Take the 2-minute tour ×
Mathematics Stack Exchange is a question and answer site for people studying math at any level and professionals in related fields. It's 100% free, no registration required.

Claim: $$R^\infty \text{ is not a Banach space when equipped with its natural product topology}$$ I need help proving this 'obvious' claim. I just got acquainted with a definition of a product topology and the concept does not seem to be easy to work with. How would I even go about showing whether $R^\infty$ is metrizable?

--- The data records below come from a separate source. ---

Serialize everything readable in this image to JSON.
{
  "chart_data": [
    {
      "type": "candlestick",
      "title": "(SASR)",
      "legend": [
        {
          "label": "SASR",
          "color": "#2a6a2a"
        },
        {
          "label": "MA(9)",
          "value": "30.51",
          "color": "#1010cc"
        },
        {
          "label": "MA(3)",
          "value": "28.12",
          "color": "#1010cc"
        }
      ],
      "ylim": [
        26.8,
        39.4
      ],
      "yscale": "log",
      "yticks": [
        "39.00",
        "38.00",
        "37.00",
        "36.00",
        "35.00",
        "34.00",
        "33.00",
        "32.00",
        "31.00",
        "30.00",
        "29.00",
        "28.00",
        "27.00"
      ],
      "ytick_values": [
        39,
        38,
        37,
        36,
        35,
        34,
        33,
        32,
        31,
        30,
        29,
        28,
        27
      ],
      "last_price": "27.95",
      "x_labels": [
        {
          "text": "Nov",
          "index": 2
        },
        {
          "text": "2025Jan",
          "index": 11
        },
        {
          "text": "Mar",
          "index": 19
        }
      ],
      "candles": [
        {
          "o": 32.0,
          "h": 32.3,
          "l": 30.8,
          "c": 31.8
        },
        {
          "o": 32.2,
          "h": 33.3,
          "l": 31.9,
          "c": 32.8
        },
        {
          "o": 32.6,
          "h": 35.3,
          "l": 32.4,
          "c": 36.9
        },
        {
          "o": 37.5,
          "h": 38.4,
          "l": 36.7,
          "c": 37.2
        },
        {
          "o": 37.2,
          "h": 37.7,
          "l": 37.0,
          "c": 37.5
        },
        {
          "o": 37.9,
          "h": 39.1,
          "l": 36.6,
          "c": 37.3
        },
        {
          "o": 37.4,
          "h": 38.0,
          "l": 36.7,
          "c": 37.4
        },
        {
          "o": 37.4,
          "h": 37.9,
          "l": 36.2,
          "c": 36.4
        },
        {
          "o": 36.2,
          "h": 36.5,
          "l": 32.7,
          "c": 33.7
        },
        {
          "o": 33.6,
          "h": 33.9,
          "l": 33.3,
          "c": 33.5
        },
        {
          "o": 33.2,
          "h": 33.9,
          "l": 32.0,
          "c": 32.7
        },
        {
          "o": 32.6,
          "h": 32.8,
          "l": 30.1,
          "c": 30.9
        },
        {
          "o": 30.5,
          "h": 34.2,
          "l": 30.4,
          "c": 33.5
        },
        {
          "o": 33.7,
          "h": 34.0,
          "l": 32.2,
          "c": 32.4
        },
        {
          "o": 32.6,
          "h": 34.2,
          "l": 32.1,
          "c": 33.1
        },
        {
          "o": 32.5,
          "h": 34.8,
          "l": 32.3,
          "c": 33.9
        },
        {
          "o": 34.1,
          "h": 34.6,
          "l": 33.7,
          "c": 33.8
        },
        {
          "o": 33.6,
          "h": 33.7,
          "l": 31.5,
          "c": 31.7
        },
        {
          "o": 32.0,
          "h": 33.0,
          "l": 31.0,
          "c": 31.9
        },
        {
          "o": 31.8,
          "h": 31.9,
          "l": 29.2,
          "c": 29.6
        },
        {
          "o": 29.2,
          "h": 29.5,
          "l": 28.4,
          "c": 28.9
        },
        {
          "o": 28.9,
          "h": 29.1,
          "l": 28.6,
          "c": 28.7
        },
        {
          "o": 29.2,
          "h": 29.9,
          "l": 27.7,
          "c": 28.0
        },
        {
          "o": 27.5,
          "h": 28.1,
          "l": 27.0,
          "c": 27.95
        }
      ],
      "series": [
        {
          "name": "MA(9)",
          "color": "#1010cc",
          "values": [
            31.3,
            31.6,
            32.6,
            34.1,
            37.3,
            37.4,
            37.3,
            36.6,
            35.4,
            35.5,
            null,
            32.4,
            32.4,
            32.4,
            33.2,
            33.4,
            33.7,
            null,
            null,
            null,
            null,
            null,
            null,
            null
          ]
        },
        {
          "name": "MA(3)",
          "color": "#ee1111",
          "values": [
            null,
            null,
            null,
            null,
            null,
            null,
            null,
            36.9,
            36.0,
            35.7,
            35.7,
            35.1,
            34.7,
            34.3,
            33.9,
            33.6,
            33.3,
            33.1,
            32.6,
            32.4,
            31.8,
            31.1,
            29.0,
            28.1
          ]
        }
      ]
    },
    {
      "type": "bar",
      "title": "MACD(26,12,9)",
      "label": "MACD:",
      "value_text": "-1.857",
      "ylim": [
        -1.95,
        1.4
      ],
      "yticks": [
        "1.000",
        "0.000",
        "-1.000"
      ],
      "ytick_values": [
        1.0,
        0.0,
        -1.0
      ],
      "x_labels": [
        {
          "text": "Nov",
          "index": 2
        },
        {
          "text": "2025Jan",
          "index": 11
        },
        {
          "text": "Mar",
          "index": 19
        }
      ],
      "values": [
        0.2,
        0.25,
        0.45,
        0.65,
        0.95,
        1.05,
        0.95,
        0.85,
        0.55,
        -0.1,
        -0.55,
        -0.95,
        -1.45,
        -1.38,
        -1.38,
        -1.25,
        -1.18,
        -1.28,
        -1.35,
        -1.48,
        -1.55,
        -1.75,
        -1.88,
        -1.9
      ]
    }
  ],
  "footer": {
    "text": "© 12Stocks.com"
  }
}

Edit: Intuitively, I know that $$d(x,y)=\sum_{j=1}^{\infty}\frac{1}{2^j} \frac{|x_j-y_j|}{1+|x_j-y_j|}$$ should prove that $R^{\infty}$ is metrizable.

share|improve this question
    
Off-hand, I'm not sure about the question you ask. But are you also asking for a proof of the claim, or are you fine with that? –  user16299 Jan 23 '12 at 23:24
    
I am asking for a proof of a claim. Sorry for omitting it, I will edit –  Tom Artiom Fiodorov Jan 23 '12 at 23:27

1 Answer 1

up vote 2 down vote accepted

Hint: any basic neighbourhood of $0$ in the product topology will contain a straight line through $0$.

share|improve this answer
    
what is 'basic'? are you assuming convexity? –  Tom Artiom Fiodorov Jan 23 '12 at 23:38
1  
A basic neighbourhood of $0$ in the product topology of ${\mathbb R}^\infty$ is $\prod_{j \in N} U_j$ where all but finitely many $U_j$ are $\mathbb R$ and the others are arbitrary neighbourhoods of $0$ in $\mathbb R$. Convexity is not relevant here. –  Robert Israel Jan 24 '12 at 0:20
    
That's pretty much the standard definition of the product topology. If you prefer to use your metric, the hint still works: show that $\{x: d(x,0) < \varepsilon\}$ contains a straight line through $0$. –  Robert Israel Jan 24 '12 at 0:24
    
I was just wondering whether basic neighbourhood was different to a neighbourhood. I understand why it has a line segment, thank you. Should I try to show that $R^{\infty}$ is not complete or that there's no norm? –  Tom Artiom Fiodorov Jan 24 '12 at 0:46
3  
Show that for every norm, the unit ball does not contain a straight line through $\mathbf{0}$. $\hspace{0.8 in}$ –  Ricky Demer Jan 24 '12 at 1:29

Your Answer

 
discard

By posting your answer, you agree to the privacy policy and terms of service.

Not the answer you're looking for? Browse other questions tagged or ask your own question.